Abstraction helps manage complexity

The previous example showed how tests can abstract away from the concrete application. Most likely you can do considerably more abstraction. You might find that a number of tests begin with a common sequence of method calls: they log in, set up some state, and navigate to the part of the application you're testing. Only then does each test do something different. All this setup could-and should-be contained in a single method with an evocative name such as readyAccountForWireTransfer. By doing that, you're saving considerable time when new tests of a particular type are written, and you're also making the intent of each test much more understandable.

Understandable tests are important. A common problem with old test suites is that no one knows what the tests are doing or why. When they break, the tendency is to fix them in the simplest possible way. That often results in tests that are weaker at finding defects. They no longer test what they were originally intended to test.

Throwing away tests

Even with utility libraries, a test might periodically be broken by behavior changes that have nothing to do with what it checks. Fixing the test doesn't stand much of a chance of finding a defect due to the change; it's something you do to preserve the chance of the test finding some other defect someday. But the cost of such a series of fixes might exceed the value of the tests hypothetically finding a defect. It might be better to simply throw the test away and devote the effort to creating new tests with greater value.

Most people resist the notion of throwing away a test, at least until they're so overwhelmed by the maintenance burden that they throw all the tests away. It is better to make the decision carefully and continuously, test by test, asking:

  • How much work will it be to fix this test well, perhaps adding to the utility library?
  • How else might the time be used?
  • How likely is it that the test will find serious defects in the future? What's been the track record of it and related tests?
  • How long will it be before the test breaks again?

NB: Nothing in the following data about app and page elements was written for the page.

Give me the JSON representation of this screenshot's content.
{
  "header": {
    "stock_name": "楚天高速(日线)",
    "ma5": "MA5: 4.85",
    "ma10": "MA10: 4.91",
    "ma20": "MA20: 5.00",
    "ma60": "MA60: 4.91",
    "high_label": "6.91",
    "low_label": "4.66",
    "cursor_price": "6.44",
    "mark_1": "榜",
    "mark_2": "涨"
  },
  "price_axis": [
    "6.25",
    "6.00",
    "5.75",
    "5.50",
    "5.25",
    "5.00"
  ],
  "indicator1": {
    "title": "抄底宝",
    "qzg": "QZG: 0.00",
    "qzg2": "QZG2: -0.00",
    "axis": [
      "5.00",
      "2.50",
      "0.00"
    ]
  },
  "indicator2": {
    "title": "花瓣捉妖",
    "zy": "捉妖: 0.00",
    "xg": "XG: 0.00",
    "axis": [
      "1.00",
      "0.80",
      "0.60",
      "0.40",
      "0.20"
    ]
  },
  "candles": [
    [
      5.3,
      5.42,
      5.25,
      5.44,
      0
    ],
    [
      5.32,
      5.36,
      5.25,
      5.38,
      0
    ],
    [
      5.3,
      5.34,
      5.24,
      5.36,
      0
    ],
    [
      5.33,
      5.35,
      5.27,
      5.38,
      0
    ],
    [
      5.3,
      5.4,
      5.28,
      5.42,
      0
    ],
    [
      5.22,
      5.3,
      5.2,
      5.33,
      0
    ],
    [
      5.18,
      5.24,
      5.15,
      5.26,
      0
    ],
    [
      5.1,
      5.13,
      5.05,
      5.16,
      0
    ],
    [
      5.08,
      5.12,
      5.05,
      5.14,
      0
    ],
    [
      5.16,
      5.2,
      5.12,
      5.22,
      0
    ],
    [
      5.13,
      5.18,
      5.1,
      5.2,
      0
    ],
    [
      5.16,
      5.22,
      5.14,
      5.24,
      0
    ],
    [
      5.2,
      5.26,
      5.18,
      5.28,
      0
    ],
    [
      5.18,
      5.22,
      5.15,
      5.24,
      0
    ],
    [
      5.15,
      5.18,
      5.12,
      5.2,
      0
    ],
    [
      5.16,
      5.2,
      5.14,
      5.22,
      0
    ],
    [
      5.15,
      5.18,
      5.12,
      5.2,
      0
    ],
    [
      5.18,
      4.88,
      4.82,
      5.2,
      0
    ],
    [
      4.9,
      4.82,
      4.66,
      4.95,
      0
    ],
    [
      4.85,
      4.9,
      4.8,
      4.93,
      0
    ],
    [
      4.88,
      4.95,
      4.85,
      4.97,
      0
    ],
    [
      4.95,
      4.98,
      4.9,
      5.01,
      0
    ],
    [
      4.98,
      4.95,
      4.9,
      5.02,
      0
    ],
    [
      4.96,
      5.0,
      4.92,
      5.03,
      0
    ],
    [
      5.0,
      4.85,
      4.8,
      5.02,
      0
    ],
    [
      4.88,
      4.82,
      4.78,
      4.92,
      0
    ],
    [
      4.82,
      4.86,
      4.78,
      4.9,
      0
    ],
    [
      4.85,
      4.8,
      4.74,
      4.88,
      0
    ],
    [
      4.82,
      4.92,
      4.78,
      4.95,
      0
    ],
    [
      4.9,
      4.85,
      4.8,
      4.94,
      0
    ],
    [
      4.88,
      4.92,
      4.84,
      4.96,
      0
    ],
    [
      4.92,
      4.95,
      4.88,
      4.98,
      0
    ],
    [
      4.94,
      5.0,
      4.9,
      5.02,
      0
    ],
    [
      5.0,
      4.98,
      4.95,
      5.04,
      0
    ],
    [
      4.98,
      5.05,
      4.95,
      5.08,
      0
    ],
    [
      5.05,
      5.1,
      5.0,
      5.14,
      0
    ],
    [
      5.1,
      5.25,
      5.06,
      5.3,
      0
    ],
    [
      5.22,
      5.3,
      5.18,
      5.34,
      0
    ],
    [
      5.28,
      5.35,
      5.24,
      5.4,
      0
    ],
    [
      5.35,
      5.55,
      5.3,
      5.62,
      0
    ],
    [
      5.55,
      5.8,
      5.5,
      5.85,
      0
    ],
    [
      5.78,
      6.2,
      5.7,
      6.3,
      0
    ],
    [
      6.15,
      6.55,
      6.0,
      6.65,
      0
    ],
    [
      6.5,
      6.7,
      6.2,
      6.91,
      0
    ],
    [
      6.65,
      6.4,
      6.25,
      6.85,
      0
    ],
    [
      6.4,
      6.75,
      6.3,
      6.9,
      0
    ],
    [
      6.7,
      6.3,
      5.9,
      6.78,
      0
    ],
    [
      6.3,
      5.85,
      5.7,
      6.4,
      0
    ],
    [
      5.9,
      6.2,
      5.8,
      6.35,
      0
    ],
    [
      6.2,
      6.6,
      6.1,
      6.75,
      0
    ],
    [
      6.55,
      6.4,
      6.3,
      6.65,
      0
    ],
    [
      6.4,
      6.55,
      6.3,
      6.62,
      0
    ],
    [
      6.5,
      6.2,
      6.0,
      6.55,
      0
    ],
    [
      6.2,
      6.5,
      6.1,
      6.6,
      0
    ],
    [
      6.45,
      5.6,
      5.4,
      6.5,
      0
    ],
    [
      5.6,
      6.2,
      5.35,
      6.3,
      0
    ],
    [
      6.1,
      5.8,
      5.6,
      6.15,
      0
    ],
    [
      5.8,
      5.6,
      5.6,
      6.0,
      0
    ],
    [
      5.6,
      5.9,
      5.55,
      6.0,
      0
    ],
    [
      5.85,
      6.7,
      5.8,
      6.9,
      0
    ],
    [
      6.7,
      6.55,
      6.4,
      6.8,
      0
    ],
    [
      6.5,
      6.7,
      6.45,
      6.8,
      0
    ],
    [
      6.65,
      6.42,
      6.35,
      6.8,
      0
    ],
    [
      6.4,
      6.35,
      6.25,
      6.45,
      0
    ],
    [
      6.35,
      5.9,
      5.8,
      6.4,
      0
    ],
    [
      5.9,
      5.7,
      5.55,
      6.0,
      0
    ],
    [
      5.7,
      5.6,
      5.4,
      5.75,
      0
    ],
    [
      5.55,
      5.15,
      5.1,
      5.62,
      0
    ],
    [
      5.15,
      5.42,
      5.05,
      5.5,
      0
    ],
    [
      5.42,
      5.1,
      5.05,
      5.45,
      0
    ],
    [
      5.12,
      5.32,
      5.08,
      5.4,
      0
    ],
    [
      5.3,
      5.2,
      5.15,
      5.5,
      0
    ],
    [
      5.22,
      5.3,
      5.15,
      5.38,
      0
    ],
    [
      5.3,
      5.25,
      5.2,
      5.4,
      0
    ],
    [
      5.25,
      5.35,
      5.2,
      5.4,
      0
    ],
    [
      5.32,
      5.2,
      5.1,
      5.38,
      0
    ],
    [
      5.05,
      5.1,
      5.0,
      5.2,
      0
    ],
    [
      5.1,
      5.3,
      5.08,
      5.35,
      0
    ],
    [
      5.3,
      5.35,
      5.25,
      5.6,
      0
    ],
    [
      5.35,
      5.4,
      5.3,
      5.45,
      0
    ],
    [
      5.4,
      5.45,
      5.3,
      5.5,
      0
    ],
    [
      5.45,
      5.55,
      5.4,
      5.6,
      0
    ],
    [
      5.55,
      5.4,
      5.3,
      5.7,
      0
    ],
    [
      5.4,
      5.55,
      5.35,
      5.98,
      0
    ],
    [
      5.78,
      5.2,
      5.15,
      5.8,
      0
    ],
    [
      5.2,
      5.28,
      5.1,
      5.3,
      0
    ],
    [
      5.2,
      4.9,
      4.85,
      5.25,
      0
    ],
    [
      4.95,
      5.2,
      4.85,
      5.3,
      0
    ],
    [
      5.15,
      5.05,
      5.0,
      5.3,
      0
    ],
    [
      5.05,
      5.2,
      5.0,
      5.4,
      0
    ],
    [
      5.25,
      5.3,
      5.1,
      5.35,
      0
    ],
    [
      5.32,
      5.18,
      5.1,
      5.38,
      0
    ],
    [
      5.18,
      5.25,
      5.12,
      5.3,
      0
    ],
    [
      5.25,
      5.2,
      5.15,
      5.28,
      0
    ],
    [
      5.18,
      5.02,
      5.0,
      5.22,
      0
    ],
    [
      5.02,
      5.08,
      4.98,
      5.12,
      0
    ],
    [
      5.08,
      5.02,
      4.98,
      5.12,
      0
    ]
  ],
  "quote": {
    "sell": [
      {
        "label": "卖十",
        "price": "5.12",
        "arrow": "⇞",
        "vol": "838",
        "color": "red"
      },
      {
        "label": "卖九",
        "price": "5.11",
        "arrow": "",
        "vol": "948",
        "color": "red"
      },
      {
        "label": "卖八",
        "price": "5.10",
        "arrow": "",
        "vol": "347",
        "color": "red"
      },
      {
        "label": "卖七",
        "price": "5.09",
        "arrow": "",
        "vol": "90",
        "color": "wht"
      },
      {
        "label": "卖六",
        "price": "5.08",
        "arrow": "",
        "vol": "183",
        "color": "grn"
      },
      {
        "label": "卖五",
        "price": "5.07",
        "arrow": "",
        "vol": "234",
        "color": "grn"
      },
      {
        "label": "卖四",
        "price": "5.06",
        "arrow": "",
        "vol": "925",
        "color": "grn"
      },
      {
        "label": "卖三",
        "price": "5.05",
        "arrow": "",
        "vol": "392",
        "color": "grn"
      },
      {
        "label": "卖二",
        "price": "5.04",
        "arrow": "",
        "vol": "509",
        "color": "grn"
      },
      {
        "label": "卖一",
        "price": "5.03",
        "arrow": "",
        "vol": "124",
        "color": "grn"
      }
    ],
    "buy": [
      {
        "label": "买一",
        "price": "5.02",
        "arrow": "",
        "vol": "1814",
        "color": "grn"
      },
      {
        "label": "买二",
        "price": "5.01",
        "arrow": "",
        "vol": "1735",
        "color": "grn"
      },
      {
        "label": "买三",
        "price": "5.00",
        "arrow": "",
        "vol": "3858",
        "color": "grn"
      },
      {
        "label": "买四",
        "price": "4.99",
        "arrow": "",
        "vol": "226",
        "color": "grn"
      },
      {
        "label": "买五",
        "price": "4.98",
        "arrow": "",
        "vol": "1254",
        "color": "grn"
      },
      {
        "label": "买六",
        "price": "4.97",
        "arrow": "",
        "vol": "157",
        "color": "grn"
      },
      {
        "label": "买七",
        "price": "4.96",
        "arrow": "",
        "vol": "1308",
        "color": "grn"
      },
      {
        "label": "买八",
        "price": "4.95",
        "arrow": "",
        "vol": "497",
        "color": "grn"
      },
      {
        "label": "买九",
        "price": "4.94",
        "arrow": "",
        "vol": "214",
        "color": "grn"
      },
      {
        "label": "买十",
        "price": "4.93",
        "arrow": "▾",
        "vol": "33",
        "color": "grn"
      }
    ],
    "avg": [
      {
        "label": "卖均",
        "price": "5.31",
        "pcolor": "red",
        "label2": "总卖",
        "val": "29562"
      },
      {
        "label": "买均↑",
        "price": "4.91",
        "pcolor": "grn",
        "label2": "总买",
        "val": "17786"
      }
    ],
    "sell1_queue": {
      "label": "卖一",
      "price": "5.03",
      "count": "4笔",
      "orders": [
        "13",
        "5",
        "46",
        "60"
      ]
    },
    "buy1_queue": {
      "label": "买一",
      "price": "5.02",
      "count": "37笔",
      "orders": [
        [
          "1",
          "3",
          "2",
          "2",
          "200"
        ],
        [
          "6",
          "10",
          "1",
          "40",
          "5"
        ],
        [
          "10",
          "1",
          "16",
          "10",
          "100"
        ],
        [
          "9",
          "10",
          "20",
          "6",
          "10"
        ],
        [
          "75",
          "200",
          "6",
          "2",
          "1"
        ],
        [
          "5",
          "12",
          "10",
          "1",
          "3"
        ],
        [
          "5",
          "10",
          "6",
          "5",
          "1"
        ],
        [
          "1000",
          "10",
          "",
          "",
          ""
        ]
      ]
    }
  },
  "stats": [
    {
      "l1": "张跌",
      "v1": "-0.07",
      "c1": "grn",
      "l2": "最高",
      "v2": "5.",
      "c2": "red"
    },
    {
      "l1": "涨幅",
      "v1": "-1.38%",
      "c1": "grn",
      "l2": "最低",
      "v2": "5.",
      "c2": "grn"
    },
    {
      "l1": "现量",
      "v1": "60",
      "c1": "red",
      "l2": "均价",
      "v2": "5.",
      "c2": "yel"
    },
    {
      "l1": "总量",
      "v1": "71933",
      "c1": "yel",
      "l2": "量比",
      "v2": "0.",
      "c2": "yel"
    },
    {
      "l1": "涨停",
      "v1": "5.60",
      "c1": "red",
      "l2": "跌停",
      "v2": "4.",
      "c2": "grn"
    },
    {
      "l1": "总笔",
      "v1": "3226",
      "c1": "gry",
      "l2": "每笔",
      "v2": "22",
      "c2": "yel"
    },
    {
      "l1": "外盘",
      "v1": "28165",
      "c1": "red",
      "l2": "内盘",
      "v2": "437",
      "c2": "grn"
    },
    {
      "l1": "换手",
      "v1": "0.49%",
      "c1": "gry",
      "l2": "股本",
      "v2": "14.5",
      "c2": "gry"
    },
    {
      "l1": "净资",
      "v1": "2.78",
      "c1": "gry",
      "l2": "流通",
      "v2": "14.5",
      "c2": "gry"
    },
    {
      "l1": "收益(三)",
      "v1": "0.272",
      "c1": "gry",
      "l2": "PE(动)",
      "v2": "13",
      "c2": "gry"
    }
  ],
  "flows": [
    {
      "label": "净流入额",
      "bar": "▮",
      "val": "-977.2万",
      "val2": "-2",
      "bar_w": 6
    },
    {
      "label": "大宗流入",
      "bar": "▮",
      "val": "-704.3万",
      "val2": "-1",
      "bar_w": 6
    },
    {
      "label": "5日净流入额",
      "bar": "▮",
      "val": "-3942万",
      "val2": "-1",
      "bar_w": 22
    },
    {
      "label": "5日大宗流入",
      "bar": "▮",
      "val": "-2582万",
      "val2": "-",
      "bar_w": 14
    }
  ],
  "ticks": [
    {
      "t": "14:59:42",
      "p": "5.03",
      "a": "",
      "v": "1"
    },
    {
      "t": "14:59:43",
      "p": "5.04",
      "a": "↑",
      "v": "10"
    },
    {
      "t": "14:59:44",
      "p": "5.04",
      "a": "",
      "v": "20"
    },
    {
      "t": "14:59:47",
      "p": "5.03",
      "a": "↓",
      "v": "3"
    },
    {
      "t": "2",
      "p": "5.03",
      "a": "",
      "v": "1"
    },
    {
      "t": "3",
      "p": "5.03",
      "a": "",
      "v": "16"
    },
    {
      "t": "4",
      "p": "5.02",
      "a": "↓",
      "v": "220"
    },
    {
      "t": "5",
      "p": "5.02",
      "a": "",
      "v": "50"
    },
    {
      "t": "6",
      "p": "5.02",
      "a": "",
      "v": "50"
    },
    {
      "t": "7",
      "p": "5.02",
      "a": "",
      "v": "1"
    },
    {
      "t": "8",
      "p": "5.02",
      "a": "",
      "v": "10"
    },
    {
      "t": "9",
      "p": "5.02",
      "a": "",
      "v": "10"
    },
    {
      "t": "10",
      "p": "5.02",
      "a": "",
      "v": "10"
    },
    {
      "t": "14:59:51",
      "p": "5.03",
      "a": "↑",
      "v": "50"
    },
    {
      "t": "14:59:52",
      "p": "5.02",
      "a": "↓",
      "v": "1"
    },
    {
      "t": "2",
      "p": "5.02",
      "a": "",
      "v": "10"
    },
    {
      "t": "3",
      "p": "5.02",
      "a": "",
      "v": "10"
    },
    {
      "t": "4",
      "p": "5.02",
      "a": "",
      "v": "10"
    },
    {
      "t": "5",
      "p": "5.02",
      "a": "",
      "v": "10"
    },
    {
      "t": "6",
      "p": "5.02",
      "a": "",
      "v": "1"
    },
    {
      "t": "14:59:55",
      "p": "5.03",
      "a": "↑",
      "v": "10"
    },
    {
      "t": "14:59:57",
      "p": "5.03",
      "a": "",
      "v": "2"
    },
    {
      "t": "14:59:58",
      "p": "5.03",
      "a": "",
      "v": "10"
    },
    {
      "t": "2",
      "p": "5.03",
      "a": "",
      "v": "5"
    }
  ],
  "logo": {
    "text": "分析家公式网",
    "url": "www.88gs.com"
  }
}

The answers to these questions will be rough estimates or even guesses. But asking them will yield better results than simply having a policy of fixing all tests.

Another reason to throw away tests is that they are now redundant. For example, early in development, there might be a multitude of simple tests of basic parse-tree construction methods (the LessOp constructor and the like). Later, during the writing of the parser, there will be a number of parser tests. Since the parser uses the construction methods, the parser tests will also indirectly test them. As code changes break the construction tests, it's reasonable to discard some of them as being redundant. Of course, any new or changed construction behavior will need new tests. They might be implemented directly (if they're hard to test thoroughly through the parser) or indirectly (if tests through the parser are adequate and more maintainable).